[Element data from apps and pages]
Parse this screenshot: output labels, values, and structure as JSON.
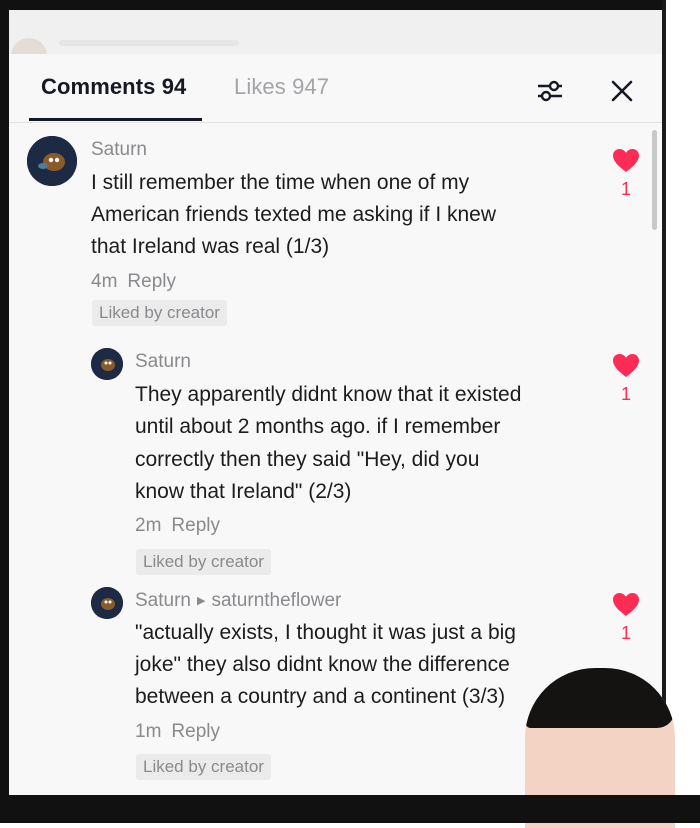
{
  "header": {
    "comments_label": "Comments 94",
    "likes_label": "Likes 947",
    "filter_icon": "filter-sliders-icon",
    "close_icon": "close-icon"
  },
  "comments": [
    {
      "username": "Saturn",
      "lines": [
        "I still remember the time when one of my",
        "American friends texted me asking if I knew",
        "that Ireland was real (1/3)"
      ],
      "time": "4m",
      "reply_label": "Reply",
      "badge": "Liked by creator",
      "likes": "1"
    },
    {
      "username": "Saturn",
      "lines": [
        "They apparently didnt know that it existed",
        "until about 2 months ago. if I remember",
        "correctly then they said \"Hey, did you",
        "know that Ireland\" (2/3)"
      ],
      "time": "2m",
      "reply_label": "Reply",
      "badge": "Liked by creator",
      "likes": "1"
    },
    {
      "username": "Saturn",
      "reply_to": "saturntheflower",
      "lines": [
        "\"actually exists, I thought it was just a big",
        "joke\" they also didnt know the difference",
        "between a country and a continent (3/3)"
      ],
      "time": "1m",
      "reply_label": "Reply",
      "badge": "Liked by creator",
      "likes": "1"
    }
  ],
  "colors": {
    "accent": "#fe2c55",
    "muted_text": "#8a8a8e",
    "primary_text": "#161823"
  }
}
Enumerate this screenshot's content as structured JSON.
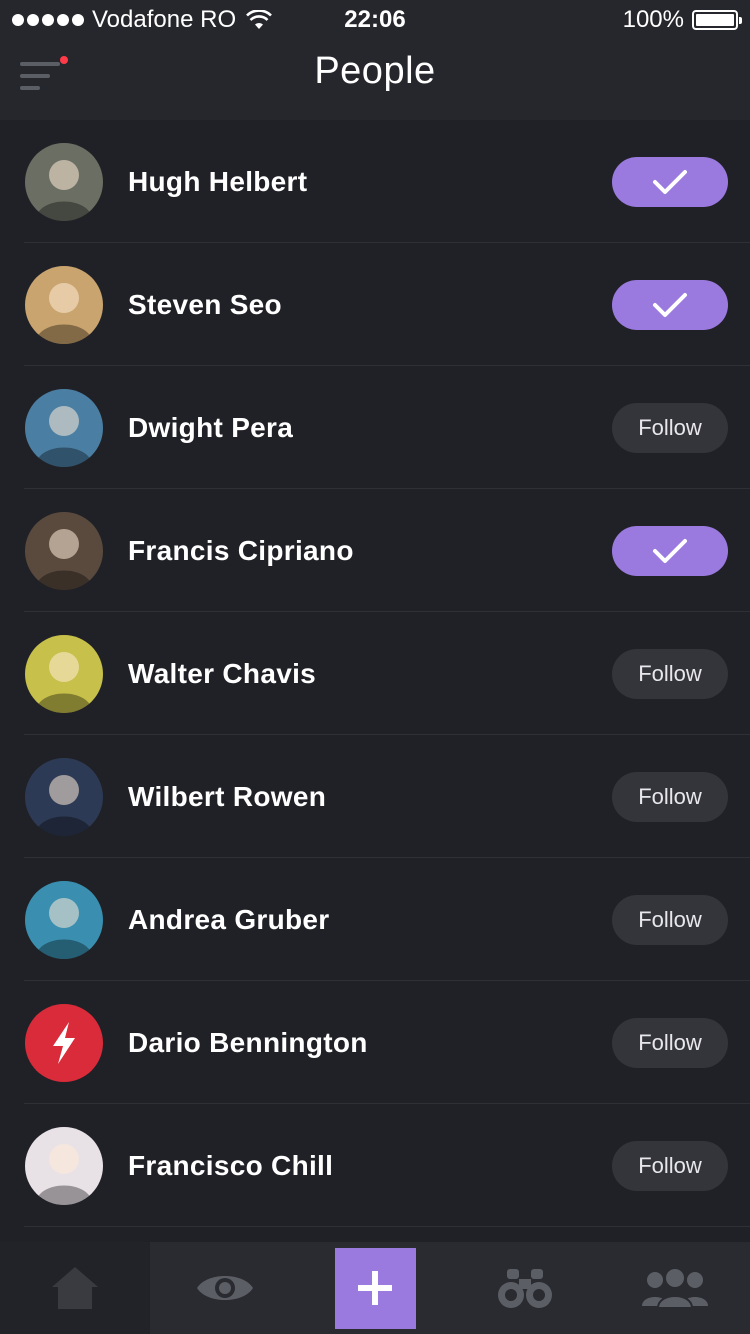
{
  "status_bar": {
    "carrier": "Vodafone RO",
    "time": "22:06",
    "battery": "100%"
  },
  "header": {
    "title": "People",
    "menu_has_notification": true
  },
  "people": [
    {
      "name": "Hugh Helbert",
      "following": true,
      "button_label": "",
      "avatar_color": "#6b6f63"
    },
    {
      "name": "Steven Seo",
      "following": true,
      "button_label": "",
      "avatar_color": "#c9a46e"
    },
    {
      "name": "Dwight Pera",
      "following": false,
      "button_label": "Follow",
      "avatar_color": "#4a7fa3"
    },
    {
      "name": "Francis Cipriano",
      "following": true,
      "button_label": "",
      "avatar_color": "#5a4a3e"
    },
    {
      "name": "Walter Chavis",
      "following": false,
      "button_label": "Follow",
      "avatar_color": "#c7c04a"
    },
    {
      "name": "Wilbert Rowen",
      "following": false,
      "button_label": "Follow",
      "avatar_color": "#2d3a55"
    },
    {
      "name": "Andrea Gruber",
      "following": false,
      "button_label": "Follow",
      "avatar_color": "#3a8fb0"
    },
    {
      "name": "Dario Bennington",
      "following": false,
      "button_label": "Follow",
      "avatar_color": "#d92b3a"
    },
    {
      "name": "Francisco Chill",
      "following": false,
      "button_label": "Follow",
      "avatar_color": "#e8e2e6"
    }
  ],
  "tabbar": {
    "tabs": [
      "home-icon",
      "eye-icon",
      "plus-icon",
      "binoculars-icon",
      "people-icon"
    ],
    "accent": "#9b7ae0"
  },
  "colors": {
    "background": "#202126",
    "header": "#26272c",
    "accent": "#9b7ae0",
    "follow_button": "#34353b",
    "icon_gray": "#5c5e66"
  }
}
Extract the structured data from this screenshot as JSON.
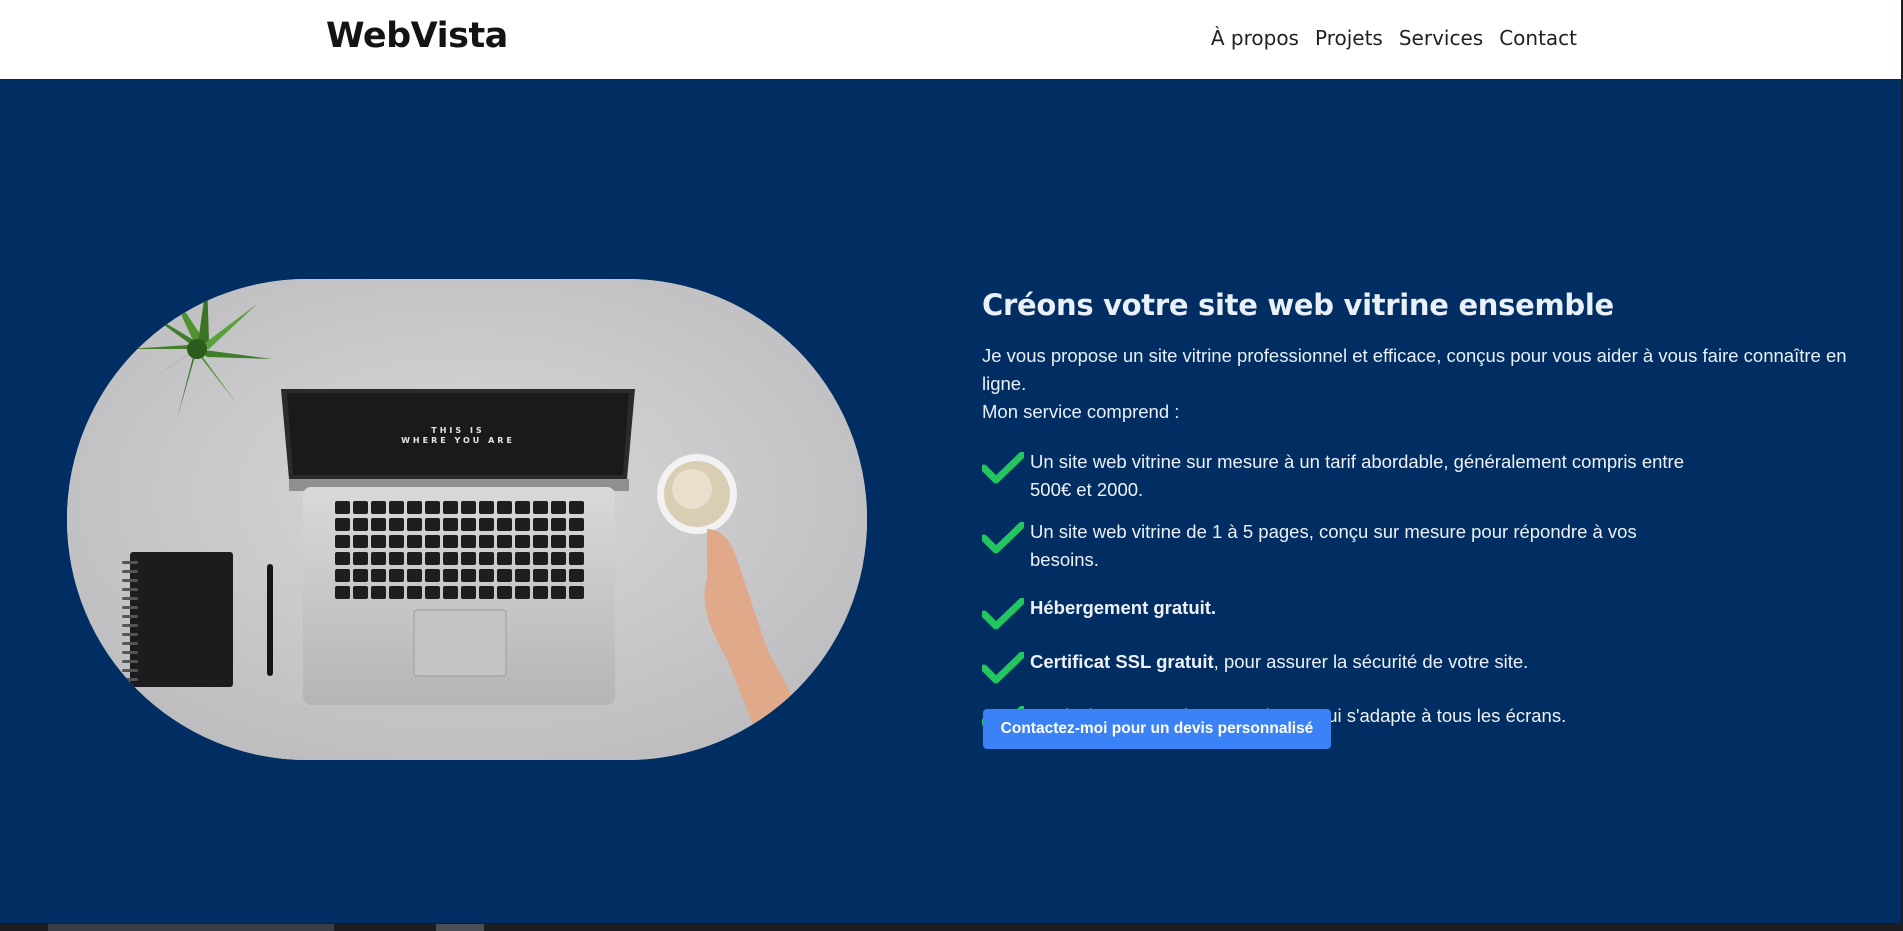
{
  "navbar": {
    "brand": "WebVista",
    "links": [
      "À propos",
      "Projets",
      "Services",
      "Contact"
    ]
  },
  "hero": {
    "image_alt": "Ordinateur portable, carnet, stylo, plante et tasse de café sur un bureau",
    "laptop_screen_text": [
      "THIS IS",
      "WHERE YOU ARE"
    ],
    "title": "Créons votre site web vitrine ensemble",
    "intro_line1": "Je vous propose un site vitrine professionnel et efficace, conçus pour vous aider à vous faire connaître en ligne.",
    "intro_line2": "Mon service comprend :",
    "features": [
      {
        "text": "Un site web vitrine sur mesure à un tarif abordable, généralement compris entre 500€ et 2000."
      },
      {
        "text": "Un site web vitrine de 1 à 5 pages, conçu sur mesure pour répondre à vos besoins."
      },
      {
        "bold": "Hébergement gratuit.",
        "text": ""
      },
      {
        "bold": "Certificat SSL gratuit",
        "text": ", pour assurer la sécurité de votre site."
      },
      {
        "text": "Un design responsive et moderne, qui s'adapte à tous les écrans."
      }
    ],
    "cta_label": "Contactez-moi pour un devis personnalisé"
  },
  "colors": {
    "hero_background": "#002d62",
    "check": "#22c55e",
    "button": "#3b82f6"
  },
  "icons": {
    "feature_icon": "check-icon"
  }
}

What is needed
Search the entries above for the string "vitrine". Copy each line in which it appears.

Answer to this problem
    "title": "Créons votre site web vitrine ensemble",
    "intro_line1": "Je vous propose un site vitrine professionnel et efficace, conçus pour vous aider à vous faire connaître en ligne.",
        "text": "Un site web vitrine sur mesure à un tarif abordable, généralement compris entre 500€ et 2000."
        "text": "Un site web vitrine de 1 à 5 pages, conçu sur mesure pour répondre à vos besoins."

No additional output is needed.